Advertisement

Philosophical Studies

, Volume 152, Issue 3, pp 347–359 | Cite as

Defeating the self-defeat argument for phenomenal conservativism

  • John M. DePoe
Article

Abstract

Michael Huemer has argued for the justification principle known as phenomenal conservativism by employing a transcendental argument that claims all attempts to reject phenomenal conservativism ultimately are doomed to self-defeat. My contribution presents two independent arguments against the self-defeat argument for phenomenal conservativism after briefly presenting Huemer’s account of phenomenal conservativism and the justification for the self-defeat argument. My first argument suggests some ways that philosophers may reject Huemer’s premise that all justified beliefs are formed on the basis of seemings. In the second argument I contend that phenomenal conservativism is not a well-motivated account of internal justification, which is a further reason to reject the self-defeat argument. Consequently, the self-defeat argument fails to show that rejecting phenomenal conservativism inevitably leads one to a self-defeating position.

Keywords

Phenomenal conservativism Michael Huemer Self-defeat Basing relation Direct acquaintance Internalism Externalism Justification 

References

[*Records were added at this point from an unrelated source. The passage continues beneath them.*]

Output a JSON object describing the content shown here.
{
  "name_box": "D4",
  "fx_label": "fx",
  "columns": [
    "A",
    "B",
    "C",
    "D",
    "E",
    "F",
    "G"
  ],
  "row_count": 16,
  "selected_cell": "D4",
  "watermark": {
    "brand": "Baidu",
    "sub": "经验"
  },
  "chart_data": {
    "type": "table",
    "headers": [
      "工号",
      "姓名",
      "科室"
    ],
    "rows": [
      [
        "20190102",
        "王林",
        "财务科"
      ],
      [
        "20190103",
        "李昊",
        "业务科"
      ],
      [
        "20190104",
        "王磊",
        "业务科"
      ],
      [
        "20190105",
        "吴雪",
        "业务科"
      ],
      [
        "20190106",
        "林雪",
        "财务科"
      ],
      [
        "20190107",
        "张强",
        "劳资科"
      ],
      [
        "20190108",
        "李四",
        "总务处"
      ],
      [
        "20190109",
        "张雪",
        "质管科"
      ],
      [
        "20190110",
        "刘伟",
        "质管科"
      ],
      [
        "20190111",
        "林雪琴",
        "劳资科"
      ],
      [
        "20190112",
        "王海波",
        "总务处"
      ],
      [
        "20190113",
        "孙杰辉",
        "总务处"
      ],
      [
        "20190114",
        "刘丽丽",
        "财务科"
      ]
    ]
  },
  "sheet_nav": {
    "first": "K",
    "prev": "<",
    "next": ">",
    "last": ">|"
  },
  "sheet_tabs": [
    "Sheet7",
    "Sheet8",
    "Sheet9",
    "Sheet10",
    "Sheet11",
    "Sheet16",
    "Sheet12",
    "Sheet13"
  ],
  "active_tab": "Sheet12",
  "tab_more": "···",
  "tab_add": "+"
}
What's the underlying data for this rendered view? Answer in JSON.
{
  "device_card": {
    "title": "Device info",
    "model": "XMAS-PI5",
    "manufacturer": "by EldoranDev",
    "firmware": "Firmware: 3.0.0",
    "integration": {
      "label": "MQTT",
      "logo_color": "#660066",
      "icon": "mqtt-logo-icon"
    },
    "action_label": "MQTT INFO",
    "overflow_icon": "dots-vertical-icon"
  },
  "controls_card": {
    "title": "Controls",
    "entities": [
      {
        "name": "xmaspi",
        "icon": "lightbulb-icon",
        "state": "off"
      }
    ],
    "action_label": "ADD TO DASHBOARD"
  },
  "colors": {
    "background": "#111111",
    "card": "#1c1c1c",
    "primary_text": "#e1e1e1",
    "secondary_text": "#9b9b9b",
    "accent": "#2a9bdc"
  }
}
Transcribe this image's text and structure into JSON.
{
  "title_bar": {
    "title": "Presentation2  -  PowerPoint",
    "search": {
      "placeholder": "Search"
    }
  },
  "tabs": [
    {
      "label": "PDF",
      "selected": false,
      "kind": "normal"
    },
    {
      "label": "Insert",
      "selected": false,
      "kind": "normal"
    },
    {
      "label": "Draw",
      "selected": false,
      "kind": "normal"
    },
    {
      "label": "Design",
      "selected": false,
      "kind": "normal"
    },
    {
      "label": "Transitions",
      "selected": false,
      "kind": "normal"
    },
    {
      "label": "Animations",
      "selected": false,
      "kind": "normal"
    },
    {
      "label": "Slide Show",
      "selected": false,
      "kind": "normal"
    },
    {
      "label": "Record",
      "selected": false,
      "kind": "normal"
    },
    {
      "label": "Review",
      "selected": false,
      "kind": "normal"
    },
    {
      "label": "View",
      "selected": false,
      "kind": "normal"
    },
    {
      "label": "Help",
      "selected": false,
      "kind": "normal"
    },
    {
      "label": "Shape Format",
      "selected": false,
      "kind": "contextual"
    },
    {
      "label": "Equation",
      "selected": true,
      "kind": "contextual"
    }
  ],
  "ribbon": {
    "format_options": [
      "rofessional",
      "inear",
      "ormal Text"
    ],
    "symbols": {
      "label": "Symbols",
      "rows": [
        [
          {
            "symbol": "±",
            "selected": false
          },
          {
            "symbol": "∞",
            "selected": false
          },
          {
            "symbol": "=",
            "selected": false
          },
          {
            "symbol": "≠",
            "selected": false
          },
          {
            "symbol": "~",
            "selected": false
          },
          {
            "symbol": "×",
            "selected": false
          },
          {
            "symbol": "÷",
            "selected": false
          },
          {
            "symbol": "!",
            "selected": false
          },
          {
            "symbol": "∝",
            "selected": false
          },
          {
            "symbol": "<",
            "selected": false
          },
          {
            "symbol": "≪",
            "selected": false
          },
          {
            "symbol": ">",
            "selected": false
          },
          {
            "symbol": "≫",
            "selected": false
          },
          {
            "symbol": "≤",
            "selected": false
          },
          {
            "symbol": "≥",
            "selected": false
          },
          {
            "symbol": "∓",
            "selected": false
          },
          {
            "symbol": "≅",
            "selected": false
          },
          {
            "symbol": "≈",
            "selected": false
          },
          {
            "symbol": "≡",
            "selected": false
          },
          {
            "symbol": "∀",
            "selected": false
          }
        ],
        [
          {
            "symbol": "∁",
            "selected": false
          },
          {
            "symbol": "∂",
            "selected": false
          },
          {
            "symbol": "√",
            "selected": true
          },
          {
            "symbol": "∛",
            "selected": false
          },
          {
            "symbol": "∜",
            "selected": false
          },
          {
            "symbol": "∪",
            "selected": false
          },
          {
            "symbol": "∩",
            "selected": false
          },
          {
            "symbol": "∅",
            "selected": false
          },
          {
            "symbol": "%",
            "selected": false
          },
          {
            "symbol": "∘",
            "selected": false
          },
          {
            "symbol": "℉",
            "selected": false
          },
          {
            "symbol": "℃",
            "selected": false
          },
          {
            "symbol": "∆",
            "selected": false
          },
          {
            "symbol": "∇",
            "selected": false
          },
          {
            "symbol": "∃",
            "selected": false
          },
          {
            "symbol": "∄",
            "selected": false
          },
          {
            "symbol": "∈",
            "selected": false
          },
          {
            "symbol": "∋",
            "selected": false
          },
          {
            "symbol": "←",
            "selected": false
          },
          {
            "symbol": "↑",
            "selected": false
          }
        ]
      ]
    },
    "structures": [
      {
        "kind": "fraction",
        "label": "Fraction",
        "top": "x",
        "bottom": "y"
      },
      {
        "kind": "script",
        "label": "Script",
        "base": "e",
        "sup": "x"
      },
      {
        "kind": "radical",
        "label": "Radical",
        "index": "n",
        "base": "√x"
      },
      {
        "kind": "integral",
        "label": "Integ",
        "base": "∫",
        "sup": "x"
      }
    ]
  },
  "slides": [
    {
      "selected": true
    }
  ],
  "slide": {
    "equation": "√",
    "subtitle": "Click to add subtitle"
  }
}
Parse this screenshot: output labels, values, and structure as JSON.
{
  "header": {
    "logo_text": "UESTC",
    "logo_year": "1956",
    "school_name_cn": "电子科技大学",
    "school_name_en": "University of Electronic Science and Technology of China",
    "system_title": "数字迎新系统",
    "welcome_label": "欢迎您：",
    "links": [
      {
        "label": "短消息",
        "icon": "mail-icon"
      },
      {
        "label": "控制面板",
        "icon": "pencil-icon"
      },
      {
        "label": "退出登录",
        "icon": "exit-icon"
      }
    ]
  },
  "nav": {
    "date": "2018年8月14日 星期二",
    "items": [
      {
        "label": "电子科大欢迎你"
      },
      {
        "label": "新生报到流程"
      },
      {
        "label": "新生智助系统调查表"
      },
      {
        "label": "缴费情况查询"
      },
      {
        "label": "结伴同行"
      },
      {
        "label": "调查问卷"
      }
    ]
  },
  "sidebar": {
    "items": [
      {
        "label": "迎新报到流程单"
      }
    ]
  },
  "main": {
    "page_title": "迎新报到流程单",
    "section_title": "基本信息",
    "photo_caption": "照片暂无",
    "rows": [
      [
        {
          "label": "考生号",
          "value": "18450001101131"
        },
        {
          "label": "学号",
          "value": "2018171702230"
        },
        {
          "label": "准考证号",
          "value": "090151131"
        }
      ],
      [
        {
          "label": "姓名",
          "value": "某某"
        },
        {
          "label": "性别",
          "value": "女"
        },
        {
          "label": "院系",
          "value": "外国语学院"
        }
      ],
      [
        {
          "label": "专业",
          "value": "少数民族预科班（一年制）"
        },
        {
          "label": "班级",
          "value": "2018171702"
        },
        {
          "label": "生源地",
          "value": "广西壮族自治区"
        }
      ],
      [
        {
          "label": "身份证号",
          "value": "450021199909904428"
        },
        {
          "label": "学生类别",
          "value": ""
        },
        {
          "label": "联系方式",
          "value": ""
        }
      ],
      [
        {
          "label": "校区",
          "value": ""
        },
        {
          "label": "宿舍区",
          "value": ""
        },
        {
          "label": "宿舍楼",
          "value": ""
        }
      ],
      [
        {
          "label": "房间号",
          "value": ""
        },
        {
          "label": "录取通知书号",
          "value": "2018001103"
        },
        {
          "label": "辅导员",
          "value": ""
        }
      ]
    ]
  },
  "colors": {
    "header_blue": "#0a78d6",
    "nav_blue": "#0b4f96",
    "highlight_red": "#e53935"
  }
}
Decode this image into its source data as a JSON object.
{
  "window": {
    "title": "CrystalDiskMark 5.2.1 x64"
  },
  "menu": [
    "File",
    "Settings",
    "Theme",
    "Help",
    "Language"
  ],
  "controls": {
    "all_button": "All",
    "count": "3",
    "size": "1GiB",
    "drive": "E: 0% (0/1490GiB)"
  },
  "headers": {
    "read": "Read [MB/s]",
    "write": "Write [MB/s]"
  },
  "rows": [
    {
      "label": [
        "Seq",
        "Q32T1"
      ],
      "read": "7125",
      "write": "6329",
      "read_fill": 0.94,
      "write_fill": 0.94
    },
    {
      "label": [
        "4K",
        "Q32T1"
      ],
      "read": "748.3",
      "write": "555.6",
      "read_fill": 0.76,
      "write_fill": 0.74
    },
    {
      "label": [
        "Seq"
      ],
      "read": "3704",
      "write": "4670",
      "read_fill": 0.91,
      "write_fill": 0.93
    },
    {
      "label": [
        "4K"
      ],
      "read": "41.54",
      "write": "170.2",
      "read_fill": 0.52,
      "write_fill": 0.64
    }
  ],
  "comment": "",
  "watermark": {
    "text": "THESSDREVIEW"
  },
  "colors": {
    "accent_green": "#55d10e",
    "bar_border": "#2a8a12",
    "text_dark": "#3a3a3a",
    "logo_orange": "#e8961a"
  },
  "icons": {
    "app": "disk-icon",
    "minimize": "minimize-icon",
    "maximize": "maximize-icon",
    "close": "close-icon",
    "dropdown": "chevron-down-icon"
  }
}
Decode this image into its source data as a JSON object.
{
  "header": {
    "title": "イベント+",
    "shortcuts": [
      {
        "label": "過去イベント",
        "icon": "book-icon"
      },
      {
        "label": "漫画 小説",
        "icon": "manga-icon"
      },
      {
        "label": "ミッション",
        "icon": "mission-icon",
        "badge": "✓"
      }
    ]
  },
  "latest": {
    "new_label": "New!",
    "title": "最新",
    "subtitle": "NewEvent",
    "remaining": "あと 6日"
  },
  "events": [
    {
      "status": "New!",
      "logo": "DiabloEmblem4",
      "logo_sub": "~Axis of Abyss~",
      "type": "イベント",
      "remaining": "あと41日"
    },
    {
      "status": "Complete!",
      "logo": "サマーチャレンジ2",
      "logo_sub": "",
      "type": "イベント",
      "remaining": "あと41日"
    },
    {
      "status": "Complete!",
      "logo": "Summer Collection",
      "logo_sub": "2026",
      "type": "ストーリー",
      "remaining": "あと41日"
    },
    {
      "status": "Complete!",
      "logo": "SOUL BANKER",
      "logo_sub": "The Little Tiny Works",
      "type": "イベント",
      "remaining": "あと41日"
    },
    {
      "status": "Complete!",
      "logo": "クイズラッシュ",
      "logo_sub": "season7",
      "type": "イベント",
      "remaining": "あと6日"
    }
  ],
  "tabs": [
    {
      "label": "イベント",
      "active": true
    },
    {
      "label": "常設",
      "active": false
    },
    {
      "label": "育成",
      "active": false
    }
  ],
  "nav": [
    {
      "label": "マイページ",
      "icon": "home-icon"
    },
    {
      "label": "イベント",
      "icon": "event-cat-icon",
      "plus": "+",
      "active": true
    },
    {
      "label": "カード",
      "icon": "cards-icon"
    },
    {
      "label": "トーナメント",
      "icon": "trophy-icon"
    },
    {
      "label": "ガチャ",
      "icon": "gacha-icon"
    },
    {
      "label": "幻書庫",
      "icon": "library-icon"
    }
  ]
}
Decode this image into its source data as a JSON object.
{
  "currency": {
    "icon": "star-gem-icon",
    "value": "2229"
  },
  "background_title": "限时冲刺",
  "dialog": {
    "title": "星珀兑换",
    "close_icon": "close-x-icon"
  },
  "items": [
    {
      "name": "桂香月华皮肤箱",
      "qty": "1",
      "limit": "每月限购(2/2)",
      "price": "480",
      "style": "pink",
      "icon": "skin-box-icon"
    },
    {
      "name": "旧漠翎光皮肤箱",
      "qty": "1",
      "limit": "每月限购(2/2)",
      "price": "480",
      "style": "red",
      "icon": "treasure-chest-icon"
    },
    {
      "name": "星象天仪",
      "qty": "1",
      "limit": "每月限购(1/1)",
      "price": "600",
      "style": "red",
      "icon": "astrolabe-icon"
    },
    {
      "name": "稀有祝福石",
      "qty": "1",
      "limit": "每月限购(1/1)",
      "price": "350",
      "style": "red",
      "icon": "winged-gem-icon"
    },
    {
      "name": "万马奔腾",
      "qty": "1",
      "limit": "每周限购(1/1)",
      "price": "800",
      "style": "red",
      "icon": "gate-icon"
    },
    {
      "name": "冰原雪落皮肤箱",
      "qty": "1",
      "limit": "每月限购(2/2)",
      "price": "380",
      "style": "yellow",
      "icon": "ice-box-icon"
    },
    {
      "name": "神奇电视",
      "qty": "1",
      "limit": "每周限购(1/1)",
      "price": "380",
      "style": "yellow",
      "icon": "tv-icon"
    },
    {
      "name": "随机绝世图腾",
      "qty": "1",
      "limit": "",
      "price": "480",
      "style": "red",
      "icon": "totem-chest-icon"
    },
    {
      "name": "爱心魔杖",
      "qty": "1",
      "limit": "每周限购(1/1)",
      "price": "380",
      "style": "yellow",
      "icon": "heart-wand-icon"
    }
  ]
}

  1. Bergmann, M. (2007). Justification without awareness. Oxford: Oxford University Press.Google Scholar
  2. BonJour, L. (1985). The structure of empirical knowledge. Cambridge, MA: Harvard University Press.Google Scholar
  3. BonJour, L. (2003). A version of internalist foundationalism. In Epistemic justification (pp. 3–96). Malden, MA: Blackwell.Google Scholar
  4. Conee, E., & Feldman, R. (2004). Evidentialism. Oxford: Oxford University Press.CrossRefGoogle Scholar
  5. Fales, E. (1996). A defense of the given. Lanham, MD: Rowman and Littlefield.Google Scholar
  6. Fumerton, R. (1995). Metaepistemology and skepticism. Lanham, MD: Rowman and Littlefield.Google Scholar
  7. Fumerton, R. (2008). Epistemic conservativism: Theft or honest toil. In T. Gendler & J. Hawthorne’s (Eds.), Oxford studies in epistemology (pp. 63–86). Oxford: Oxford University Press.Google Scholar
  8. Huemer, M. (2001). Skepticism and the veil of perception. Lanham, MD: Rowman and Littlefield.Google Scholar
  9. Huemer, M. (2007). Compassionate phenomenal conservativism. Philosophy and Phenomenological Research, 74, 30–55.CrossRefGoogle Scholar
  10. Lehrer, K. (2000). Theory of knowledge (2nd ed.). Boulder, CO: Westview.Google Scholar
  11. Lewis, C. I. (1929). Mind and the world-order. New York: Charles Scribner’s Sons.Google Scholar
  12. Markie, P. (2005). The mystery of perceptual justification. Philosophical Studies, 126, 406–416.CrossRefGoogle Scholar
  13. McGrew, T., & McGrew, L. (2007). Internalism and epistemology. New York: Routledge.Google Scholar
  14. Pollock, J., & Cruz, J. (1999). Contemporary theories of knowledge (2nd ed.). Lanham, MD: Rowman and Littlefield.Google Scholar
  15. Price, H. H. (1950). Perception (2nd ed.). London: Meuthen.Google Scholar
  16. Russell, B. (1912). The problems of philosophy. Oxford: Oxford University Press.Google Scholar
  17. Steup, M. (2004). Internalist reliabilism. Philosophical Issues, 14, 403–425.CrossRefGoogle Scholar

Copyright information

© Springer Science+Business Media B.V. 2009

Authors and Affiliations

  1. 1.Philosophy DepartmentUniversity of IowaIowa CityUSA

Personalised recommendations